### Problem:
Return each line of the records below that contains the word "Varighet".

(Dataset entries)
++++
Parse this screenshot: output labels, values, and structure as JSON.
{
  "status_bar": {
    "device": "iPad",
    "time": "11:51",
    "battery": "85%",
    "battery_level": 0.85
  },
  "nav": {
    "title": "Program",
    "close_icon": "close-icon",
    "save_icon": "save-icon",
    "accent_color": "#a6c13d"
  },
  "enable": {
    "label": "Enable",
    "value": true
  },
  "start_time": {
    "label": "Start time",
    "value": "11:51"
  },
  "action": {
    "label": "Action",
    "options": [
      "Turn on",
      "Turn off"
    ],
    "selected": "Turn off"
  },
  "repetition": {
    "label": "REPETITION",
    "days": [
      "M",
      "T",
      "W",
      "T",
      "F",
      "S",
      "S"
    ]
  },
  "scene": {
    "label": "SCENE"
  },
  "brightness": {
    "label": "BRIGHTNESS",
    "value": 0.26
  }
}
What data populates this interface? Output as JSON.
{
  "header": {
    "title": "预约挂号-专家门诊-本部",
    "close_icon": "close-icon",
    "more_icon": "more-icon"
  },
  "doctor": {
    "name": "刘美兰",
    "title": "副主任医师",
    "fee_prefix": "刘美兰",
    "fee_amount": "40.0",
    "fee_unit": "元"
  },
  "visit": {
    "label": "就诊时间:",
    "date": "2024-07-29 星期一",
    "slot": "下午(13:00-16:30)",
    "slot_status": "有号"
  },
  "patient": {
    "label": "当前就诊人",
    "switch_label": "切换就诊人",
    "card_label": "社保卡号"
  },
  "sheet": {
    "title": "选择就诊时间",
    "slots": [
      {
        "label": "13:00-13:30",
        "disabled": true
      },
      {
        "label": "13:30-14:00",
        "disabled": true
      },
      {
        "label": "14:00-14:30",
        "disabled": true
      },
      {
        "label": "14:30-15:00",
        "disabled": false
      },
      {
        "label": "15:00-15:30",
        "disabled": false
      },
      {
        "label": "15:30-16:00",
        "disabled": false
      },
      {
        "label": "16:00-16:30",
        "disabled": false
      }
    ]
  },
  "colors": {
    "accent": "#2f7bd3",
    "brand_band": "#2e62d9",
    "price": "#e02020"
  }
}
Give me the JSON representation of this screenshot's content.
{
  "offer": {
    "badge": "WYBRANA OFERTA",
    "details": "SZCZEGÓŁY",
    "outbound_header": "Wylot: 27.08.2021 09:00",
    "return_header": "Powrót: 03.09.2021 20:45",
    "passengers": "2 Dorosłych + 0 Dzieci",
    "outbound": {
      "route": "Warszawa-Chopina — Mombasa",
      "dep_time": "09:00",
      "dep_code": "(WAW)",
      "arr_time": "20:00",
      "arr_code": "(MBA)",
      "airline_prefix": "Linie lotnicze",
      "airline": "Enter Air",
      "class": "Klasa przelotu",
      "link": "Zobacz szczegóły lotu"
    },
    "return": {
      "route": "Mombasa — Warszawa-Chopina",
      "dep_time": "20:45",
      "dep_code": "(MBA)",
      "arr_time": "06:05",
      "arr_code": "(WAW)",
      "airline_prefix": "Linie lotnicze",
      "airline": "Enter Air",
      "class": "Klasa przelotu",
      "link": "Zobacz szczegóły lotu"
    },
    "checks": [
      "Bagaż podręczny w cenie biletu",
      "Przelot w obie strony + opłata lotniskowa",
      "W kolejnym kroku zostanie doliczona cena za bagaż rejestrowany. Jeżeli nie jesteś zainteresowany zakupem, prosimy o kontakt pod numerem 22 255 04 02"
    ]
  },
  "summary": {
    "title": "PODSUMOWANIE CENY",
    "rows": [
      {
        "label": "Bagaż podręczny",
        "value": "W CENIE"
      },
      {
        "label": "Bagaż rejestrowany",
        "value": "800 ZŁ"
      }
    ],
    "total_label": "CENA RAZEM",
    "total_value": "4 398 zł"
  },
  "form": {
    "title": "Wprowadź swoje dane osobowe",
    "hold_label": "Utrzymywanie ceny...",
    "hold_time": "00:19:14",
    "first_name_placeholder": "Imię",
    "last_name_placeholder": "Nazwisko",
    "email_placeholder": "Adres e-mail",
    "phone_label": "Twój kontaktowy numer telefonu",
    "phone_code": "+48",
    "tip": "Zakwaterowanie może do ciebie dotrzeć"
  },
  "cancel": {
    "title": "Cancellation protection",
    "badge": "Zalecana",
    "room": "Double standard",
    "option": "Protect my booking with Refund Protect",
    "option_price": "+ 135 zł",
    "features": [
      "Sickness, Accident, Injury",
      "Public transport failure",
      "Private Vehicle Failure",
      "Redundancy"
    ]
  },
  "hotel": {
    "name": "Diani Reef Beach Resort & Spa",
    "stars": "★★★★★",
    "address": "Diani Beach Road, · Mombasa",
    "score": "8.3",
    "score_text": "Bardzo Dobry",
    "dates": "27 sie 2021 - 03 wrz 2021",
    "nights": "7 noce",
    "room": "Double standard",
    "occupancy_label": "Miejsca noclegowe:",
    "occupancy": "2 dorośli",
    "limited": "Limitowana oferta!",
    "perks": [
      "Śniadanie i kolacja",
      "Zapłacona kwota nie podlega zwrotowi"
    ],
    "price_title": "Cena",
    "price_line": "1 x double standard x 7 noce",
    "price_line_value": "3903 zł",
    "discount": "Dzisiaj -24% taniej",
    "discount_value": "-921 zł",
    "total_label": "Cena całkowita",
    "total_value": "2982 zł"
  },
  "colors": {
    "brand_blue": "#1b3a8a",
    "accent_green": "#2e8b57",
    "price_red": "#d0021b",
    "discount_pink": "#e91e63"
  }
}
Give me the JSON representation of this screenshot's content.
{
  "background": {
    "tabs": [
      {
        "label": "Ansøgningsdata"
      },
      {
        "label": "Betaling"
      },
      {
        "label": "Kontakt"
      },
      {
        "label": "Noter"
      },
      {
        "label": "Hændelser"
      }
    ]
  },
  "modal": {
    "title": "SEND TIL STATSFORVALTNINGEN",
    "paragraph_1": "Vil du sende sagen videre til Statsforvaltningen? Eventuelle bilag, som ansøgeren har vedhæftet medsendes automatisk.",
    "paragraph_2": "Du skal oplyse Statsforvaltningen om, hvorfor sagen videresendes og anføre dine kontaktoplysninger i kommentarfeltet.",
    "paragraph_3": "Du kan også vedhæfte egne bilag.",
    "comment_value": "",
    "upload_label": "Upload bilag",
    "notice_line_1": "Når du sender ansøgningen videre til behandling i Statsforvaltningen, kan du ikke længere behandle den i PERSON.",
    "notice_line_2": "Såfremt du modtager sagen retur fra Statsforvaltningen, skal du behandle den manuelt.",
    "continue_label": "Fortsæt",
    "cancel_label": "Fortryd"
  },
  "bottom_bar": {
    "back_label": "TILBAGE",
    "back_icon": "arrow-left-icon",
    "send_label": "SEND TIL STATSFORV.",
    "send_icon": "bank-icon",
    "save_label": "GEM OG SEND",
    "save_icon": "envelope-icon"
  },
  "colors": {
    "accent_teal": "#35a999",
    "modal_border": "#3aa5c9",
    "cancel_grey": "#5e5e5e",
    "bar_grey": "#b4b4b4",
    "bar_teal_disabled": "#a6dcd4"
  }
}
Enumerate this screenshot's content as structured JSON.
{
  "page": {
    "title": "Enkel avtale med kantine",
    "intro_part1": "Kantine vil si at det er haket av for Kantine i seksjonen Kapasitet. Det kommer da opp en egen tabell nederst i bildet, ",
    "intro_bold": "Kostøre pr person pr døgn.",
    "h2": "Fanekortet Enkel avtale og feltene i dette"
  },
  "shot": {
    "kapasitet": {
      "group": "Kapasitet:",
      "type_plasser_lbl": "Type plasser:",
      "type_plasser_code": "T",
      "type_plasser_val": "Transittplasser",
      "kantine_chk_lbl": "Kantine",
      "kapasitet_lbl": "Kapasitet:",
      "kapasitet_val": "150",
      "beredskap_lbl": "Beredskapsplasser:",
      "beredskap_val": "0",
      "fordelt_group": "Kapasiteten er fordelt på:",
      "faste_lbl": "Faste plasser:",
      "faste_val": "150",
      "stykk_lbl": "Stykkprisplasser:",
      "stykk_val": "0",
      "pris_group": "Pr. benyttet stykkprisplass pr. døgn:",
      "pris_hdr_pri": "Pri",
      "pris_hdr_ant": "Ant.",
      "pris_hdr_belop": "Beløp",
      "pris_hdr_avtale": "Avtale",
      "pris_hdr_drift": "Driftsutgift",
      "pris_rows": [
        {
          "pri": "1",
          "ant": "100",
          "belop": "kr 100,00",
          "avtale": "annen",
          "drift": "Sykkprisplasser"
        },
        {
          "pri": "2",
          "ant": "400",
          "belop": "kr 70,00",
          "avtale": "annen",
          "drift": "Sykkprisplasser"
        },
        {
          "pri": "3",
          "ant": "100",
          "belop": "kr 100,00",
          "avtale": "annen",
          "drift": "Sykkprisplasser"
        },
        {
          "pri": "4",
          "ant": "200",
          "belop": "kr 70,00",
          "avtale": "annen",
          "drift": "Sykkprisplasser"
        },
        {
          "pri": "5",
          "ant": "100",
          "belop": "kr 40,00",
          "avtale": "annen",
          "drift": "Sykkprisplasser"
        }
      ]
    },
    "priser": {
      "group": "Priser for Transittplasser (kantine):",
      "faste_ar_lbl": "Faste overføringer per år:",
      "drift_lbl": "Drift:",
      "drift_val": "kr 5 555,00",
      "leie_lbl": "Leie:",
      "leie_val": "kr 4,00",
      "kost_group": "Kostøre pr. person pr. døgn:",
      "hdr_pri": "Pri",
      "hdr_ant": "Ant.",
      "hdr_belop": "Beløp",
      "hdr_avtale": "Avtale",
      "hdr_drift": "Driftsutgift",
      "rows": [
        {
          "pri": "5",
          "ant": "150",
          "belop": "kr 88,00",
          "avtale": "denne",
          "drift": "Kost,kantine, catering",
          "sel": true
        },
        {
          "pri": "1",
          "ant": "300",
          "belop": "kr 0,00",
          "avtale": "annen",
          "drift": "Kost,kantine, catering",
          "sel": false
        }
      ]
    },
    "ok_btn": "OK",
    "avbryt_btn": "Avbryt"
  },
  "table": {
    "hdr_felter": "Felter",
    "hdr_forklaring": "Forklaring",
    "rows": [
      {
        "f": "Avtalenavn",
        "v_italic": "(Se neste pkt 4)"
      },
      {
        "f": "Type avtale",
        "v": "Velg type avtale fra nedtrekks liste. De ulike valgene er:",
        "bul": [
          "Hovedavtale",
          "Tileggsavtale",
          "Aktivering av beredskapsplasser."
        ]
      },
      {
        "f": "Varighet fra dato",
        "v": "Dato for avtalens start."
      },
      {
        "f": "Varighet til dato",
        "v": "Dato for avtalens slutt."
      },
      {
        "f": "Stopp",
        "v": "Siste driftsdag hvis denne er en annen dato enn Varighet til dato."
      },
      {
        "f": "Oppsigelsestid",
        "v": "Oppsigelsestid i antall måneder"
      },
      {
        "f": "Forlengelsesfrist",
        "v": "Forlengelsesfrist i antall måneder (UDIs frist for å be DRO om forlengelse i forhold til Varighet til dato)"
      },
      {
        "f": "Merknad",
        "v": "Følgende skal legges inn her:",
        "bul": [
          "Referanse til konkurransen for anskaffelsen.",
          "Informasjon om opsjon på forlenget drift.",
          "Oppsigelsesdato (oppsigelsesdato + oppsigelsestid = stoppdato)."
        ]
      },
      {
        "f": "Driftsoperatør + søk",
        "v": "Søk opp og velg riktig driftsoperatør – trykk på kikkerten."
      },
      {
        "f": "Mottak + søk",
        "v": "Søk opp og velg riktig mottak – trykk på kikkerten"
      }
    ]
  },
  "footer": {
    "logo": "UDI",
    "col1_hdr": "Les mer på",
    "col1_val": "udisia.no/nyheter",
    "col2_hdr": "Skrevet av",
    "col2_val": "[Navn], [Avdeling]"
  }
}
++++
### Task solution:
        "f": "Varighet fra dato",
        "f": "Varighet til dato",
        "v": "Siste driftsdag hvis denne er en annen dato enn Varighet til dato."
        "v": "Forlengelsesfrist i antall måneder (UDIs frist for å be DRO om forlengelse i forhold til Varighet til dato)"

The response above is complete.